• _EXERCISE MATERIALS_
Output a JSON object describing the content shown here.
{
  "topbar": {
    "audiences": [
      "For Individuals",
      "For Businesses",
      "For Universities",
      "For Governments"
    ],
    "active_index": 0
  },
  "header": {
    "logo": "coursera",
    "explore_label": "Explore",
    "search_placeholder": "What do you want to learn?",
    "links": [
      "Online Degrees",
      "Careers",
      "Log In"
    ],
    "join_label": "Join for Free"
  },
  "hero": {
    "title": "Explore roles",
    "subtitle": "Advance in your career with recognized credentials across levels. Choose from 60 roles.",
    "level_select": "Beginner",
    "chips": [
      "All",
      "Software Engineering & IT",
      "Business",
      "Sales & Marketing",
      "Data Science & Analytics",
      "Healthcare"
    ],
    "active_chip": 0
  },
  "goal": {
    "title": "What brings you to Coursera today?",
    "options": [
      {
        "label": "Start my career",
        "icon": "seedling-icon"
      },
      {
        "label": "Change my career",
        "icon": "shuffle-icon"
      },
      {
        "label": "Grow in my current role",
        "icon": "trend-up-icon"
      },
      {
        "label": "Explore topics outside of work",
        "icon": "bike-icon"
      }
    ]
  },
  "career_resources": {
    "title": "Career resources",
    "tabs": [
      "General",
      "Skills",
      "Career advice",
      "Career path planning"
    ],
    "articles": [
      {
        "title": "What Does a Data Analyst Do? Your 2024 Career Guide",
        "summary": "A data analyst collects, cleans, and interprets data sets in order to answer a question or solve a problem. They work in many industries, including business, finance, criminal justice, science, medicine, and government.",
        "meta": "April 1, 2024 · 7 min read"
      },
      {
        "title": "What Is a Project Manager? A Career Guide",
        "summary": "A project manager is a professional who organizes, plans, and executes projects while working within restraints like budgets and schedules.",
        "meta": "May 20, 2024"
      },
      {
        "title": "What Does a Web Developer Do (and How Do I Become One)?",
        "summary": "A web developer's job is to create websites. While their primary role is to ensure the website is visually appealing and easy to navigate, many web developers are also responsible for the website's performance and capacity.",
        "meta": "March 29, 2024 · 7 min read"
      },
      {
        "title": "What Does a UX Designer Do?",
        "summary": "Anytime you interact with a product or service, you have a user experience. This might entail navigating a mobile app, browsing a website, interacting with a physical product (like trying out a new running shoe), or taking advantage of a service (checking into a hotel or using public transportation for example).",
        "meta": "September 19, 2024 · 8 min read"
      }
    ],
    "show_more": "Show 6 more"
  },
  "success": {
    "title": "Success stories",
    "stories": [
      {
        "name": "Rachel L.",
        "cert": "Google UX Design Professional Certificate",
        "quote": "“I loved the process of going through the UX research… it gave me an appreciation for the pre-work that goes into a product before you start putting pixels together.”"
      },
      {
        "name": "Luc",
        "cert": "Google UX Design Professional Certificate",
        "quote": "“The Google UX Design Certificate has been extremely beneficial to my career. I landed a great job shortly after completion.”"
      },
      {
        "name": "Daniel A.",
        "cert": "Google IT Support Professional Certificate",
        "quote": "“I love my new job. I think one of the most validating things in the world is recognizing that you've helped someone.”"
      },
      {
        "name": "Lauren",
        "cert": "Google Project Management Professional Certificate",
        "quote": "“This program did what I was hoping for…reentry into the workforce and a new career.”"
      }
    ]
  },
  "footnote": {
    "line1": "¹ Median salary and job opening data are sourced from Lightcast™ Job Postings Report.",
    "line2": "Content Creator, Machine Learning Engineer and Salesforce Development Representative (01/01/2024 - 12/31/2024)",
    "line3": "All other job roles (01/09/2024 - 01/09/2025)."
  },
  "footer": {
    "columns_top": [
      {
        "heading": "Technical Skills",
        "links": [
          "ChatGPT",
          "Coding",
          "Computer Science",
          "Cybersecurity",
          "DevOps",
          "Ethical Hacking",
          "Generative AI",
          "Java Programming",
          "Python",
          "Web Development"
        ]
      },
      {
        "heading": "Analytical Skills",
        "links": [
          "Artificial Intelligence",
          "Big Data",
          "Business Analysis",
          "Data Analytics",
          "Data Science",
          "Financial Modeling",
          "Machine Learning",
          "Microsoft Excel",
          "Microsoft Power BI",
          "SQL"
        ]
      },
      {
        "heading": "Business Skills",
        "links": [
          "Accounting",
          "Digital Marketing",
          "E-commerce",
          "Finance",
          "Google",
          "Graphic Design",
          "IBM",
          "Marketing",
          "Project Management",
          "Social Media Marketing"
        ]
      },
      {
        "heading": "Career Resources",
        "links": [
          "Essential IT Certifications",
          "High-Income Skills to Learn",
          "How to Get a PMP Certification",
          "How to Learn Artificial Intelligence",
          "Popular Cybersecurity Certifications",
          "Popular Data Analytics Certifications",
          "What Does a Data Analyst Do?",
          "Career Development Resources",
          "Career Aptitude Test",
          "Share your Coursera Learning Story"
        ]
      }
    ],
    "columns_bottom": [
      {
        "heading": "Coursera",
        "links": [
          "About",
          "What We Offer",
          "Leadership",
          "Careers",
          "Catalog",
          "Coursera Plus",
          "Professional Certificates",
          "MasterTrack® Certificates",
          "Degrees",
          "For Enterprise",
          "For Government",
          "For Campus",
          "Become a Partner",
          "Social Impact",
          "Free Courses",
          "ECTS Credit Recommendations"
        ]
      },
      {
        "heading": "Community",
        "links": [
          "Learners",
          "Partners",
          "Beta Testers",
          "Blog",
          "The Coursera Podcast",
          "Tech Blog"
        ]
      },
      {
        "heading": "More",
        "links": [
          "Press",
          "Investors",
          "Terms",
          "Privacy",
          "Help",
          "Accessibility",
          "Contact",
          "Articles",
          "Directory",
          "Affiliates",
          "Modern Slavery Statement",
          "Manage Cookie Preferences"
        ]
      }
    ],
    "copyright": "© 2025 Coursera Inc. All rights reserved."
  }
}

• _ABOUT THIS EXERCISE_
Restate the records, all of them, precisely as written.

• _EXERCISE ANSWER_
Output a JSON object describing the content shown here.
{
  "topbar": {
    "audiences": [
      "For Individuals",
      "For Businesses",
      "For Universities",
      "For Governments"
    ],
    "active_index": 0
  },
  "header": {
    "logo": "coursera",
    "explore_label": "Explore",
    "search_placeholder": "What do you want to learn?",
    "links": [
      "Online Degrees",
      "Careers",
      "Log In"
    ],
    "join_label": "Join for Free"
  },
  "hero": {
    "title": "Explore roles",
    "subtitle": "Advance in your career with recognized credentials across levels. Choose from 60 roles.",
    "level_select": "Beginner",
    "chips": [
      "All",
      "Software Engineering & IT",
      "Business",
      "Sales & Marketing",
      "Data Science & Analytics",
      "Healthcare"
    ],
    "active_chip": 0
  },
  "goal": {
    "title": "What brings you to Coursera today?",
    "options": [
      {
        "label": "Start my career",
        "icon": "seedling-icon"
      },
      {
        "label": "Change my career",
        "icon": "shuffle-icon"
      },
      {
        "label": "Grow in my current role",
        "icon": "trend-up-icon"
      },
      {
        "label": "Explore topics outside of work",
        "icon": "bike-icon"
      }
    ]
  },
  "career_resources": {
    "title": "Career resources",
    "tabs": [
      "General",
      "Skills",
      "Career advice",
      "Career path planning"
    ],
    "articles": [
      {
        "title": "What Does a Data Analyst Do? Your 2024 Career Guide",
        "summary": "A data analyst collects, cleans, and interprets data sets in order to answer a question or solve a problem. They work in many industries, including business, finance, criminal justice, science, medicine, and government.",
        "meta": "April 1, 2024 · 7 min read"
      },
      {
        "title": "What Is a Project Manager? A Career Guide",
        "summary": "A project manager is a professional who organizes, plans, and executes projects while working within restraints like budgets and schedules.",
        "meta": "May 20, 2024"
      },
      {
        "title": "What Does a Web Developer Do (and How Do I Become One)?",
        "summary": "A web developer's job is to create websites. While their primary role is to ensure the website is visually appealing and easy to navigate, many web developers are also responsible for the website's performance and capacity.",
        "meta": "March 29, 2024 · 7 min read"
      },
      {
        "title": "What Does a UX Designer Do?",
        "summary": "Anytime you interact with a product or service, you have a user experience. This might entail navigating a mobile app, browsing a website, interacting with a physical product (like trying out a new running shoe), or taking advantage of a service (checking into a hotel or using public transportation for example).",
        "meta": "September 19, 2024 · 8 min read"
      }
    ],
    "show_more": "Show 6 more"
  },
  "success": {
    "title": "Success stories",
    "stories": [
      {
        "name": "Rachel L.",
        "cert": "Google UX Design Professional Certificate",
        "quote": "“I loved the process of going through the UX research… it gave me an appreciation for the pre-work that goes into a product before you start putting pixels together.”"
      },
      {
        "name": "Luc",
        "cert": "Google UX Design Professional Certificate",
        "quote": "“The Google UX Design Certificate has been extremely beneficial to my career. I landed a great job shortly after completion.”"
      },
      {
        "name": "Daniel A.",
        "cert": "Google IT Support Professional Certificate",
        "quote": "“I love my new job. I think one of the most validating things in the world is recognizing that you've helped someone.”"
      },
      {
        "name": "Lauren",
        "cert": "Google Project Management Professional Certificate",
        "quote": "“This program did what I was hoping for…reentry into the workforce and a new career.”"
      }
    ]
  },
  "footnote": {
    "line1": "¹ Median salary and job opening data are sourced from Lightcast™ Job Postings Report.",
    "line2": "Content Creator, Machine Learning Engineer and Salesforce Development Representative (01/01/2024 - 12/31/2024)",
    "line3": "All other job roles (01/09/2024 - 01/09/2025)."
  },
  "footer": {
    "columns_top": [
      {
        "heading": "Technical Skills",
        "links": [
          "ChatGPT",
          "Coding",
          "Computer Science",
          "Cybersecurity",
          "DevOps",
          "Ethical Hacking",
          "Generative AI",
          "Java Programming",
          "Python",
          "Web Development"
        ]
      },
      {
        "heading": "Analytical Skills",
        "links": [
          "Artificial Intelligence",
          "Big Data",
          "Business Analysis",
          "Data Analytics",
          "Data Science",
          "Financial Modeling",
          "Machine Learning",
          "Microsoft Excel",
          "Microsoft Power BI",
          "SQL"
        ]
      },
      {
        "heading": "Business Skills",
        "links": [
          "Accounting",
          "Digital Marketing",
          "E-commerce",
          "Finance",
          "Google",
          "Graphic Design",
          "IBM",
          "Marketing",
          "Project Management",
          "Social Media Marketing"
        ]
      },
      {
        "heading": "Career Resources",
        "links": [
          "Essential IT Certifications",
          "High-Income Skills to Learn",
          "How to Get a PMP Certification",
          "How to Learn Artificial Intelligence",
          "Popular Cybersecurity Certifications",
          "Popular Data Analytics Certifications",
          "What Does a Data Analyst Do?",
          "Career Development Resources",
          "Career Aptitude Test",
          "Share your Coursera Learning Story"
        ]
      }
    ],
    "columns_bottom": [
      {
        "heading": "Coursera",
        "links": [
          "About",
          "What We Offer",
          "Leadership",
          "Careers",
          "Catalog",
          "Coursera Plus",
          "Professional Certificates",
          "MasterTrack® Certificates",
          "Degrees",
          "For Enterprise",
          "For Government",
          "For Campus",
          "Become a Partner",
          "Social Impact",
          "Free Courses",
          "ECTS Credit Recommendations"
        ]
      },
      {
        "heading": "Community",
        "links": [
          "Learners",
          "Partners",
          "Beta Testers",
          "Blog",
          "The Coursera Podcast",
          "Tech Blog"
        ]
      },
      {
        "heading": "More",
        "links": [
          "Press",
          "Investors",
          "Terms",
          "Privacy",
          "Help",
          "Accessibility",
          "Contact",
          "Articles",
          "Directory",
          "Affiliates",
          "Modern Slavery Statement",
          "Manage Cookie Preferences"
        ]
      }
    ],
    "copyright": "© 2025 Coursera Inc. All rights reserved."
  }
}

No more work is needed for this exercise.